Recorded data
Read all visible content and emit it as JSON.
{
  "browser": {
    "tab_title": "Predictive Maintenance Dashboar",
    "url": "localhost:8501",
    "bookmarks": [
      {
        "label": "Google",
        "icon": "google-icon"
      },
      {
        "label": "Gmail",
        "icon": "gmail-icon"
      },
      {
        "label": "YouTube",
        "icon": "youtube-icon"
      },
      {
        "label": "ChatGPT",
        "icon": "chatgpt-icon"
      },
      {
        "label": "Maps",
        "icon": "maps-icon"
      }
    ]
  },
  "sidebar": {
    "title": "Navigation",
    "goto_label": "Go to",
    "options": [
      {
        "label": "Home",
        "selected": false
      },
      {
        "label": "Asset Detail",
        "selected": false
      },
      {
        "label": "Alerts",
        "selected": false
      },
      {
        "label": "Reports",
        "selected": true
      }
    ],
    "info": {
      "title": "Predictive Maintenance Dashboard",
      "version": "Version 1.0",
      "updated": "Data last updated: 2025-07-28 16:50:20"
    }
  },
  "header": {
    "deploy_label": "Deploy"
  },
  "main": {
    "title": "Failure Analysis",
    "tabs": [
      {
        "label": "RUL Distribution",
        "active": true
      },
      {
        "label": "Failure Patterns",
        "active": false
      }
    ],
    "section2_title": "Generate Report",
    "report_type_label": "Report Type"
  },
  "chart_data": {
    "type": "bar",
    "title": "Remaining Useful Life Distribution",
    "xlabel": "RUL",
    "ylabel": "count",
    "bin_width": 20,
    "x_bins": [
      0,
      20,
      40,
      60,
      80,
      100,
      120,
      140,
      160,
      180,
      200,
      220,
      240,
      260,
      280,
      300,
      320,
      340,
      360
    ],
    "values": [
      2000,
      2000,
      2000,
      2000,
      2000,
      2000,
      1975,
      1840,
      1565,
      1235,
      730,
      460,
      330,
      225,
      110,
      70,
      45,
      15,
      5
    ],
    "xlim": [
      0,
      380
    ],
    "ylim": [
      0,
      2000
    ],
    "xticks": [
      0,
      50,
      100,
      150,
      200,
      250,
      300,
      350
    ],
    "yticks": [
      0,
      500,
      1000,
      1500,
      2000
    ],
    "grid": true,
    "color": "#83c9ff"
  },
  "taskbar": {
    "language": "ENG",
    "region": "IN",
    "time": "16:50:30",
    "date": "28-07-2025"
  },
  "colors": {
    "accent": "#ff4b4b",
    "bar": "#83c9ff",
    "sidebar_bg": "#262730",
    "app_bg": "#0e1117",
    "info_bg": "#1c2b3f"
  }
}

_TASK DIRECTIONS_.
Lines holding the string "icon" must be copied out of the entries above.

_EXERCISE RESULT_.
        "icon": "google-icon"
        "icon": "gmail-icon"
        "icon": "youtube-icon"
        "icon": "chatgpt-icon"
        "icon": "maps-icon"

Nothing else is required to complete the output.